Jamaine “The Technician” Ortiz, an up and coming, 23-year-old boxer, is making his name in the world of boxing. After growing up in Worcester, Massachusetts, the young boxer turned pro in 2016. His amateur record is 100-14 and he has already won many awards for his skill.
During the recent Mike Tyson vs. Roy Jones Jr. fight that was shown on pay-per-view, Ortiz was victorious over Sulaiman Segawa of Silver Spring, Maryland. After scoring a technical knockout in the last 10 seconds of the seventh round, Ortiz gained the WBC USNBC Silver lightweight title. This was his first fight outside of New England and he certainly made himself known in the fighting community. After winning this fight, Ortiz jumped from 76th to 44th in the world for the lightweight division. If he keeps winning, Ortiz is predicted to fight for a major world title by late 2021.
360 Magazine sat down with Ortiz to ask him questions about his professional career, personal life and future.
What was your upbringing like? Was there always a focus on athletics?
I started boxing at seven years old, and I was always an athletic kid, playing sports and outside.
Where did you learn to box?
I learned how to box at the Boys & Girls Club of Ionic Ave.
I use to get into fights as a kid, I like that its a one on one sport I don’t have to rely on anyone. Over time, I noticed I was winning a lot and kept it going.
Who are your role models, boxing or otherwise?
My role model was my coach Carlos Garcia.
You’re currently the Undefeated World Boxing Youth World lightweight champion. What does this accomplishment mean to you?
I’m actually the former Youth World lightweight champion due to my age since I turned 24 last April, currently, I hold the WBC USNBC Silver lightweight title. The accomplishment is just a stepping stone, I have far more to go and I understand its a process and this is part of the process.

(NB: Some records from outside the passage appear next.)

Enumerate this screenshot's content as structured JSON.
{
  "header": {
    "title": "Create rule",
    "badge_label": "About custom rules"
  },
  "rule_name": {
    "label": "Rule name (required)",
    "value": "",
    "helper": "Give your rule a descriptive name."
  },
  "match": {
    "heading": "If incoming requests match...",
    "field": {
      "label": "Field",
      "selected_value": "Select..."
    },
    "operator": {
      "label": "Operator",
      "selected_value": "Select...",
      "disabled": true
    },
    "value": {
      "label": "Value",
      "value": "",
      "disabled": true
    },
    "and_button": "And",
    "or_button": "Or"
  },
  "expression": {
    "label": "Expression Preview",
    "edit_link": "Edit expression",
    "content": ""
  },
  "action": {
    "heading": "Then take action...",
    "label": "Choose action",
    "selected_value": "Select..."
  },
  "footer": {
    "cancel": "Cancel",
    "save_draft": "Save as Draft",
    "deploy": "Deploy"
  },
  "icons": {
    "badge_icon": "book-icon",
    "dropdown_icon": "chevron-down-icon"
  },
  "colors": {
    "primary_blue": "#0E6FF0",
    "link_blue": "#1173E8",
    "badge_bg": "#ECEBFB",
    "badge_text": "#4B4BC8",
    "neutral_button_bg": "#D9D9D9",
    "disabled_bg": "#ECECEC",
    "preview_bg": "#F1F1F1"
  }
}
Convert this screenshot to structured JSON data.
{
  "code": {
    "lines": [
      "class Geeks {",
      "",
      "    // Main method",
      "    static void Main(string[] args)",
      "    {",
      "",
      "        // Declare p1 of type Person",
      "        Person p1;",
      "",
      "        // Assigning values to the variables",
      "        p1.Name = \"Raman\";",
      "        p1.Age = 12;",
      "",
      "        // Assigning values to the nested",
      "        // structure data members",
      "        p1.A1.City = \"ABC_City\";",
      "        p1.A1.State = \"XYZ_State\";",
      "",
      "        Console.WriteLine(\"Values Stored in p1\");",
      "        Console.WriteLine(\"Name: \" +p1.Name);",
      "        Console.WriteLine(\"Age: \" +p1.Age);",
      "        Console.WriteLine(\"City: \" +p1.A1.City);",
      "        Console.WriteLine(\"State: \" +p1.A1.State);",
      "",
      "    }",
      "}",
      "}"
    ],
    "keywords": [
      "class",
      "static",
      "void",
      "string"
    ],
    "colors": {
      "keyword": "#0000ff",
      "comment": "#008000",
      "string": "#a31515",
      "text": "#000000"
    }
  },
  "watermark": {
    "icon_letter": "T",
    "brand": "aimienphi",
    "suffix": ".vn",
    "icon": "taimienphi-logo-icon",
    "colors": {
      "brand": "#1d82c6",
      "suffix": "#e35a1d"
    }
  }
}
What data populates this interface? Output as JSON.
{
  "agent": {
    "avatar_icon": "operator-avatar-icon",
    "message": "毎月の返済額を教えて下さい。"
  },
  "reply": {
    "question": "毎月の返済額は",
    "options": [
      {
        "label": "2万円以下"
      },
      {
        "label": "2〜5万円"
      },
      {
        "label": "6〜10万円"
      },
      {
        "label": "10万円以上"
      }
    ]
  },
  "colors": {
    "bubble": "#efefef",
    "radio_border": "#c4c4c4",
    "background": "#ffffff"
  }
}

Your nickname is ‘The Technician’ where does this come from?
A technician is a person skilled in an art or craft by dictionary standards and when it comes to boxing, and me being a carpenter, I’m now an active trader. It was a perfect fit since everything I do, including things in my personal life, I’m technical about it. So it’s a name that reflects more than just boxing.
You’ve been boxing competitively for more than a decade. How have you evolved during that time, technique-wise and also personally?
Time is the mother of greatness, practicing repeatedly overtime is only natural; I’m going to get better.
How has your career been impacted by COVID-19 and 2020?
Luckily I was able to get a fight right before the impact of covid came I didn’t get to fight as much as I normally would. I probably would have had about 4 fights in a year but I had two with the last one being a great exposure bout.
Tell us about your interests outside of boxing.
I enjoy nature and I spend most of my time with family. Always working on self-development, a lot of stocks, and trying to find real estate deals.
Do you still have Olympic aspirations? What are your future boxing goals?
Olympics of boxing is an amateur sport but recently I think in 2016, they allowed pros to compete but it is heavily dominated by amateurs. In the next year, I see myself becoming World Champion at the lightweight Division and reaching for that pound for pound list.
What is your go-to move in a fight?
Not sure, probably switching from orthodox to southpaw.
What makes you unique as a boxer?
My ability to switch stances easily and my technique.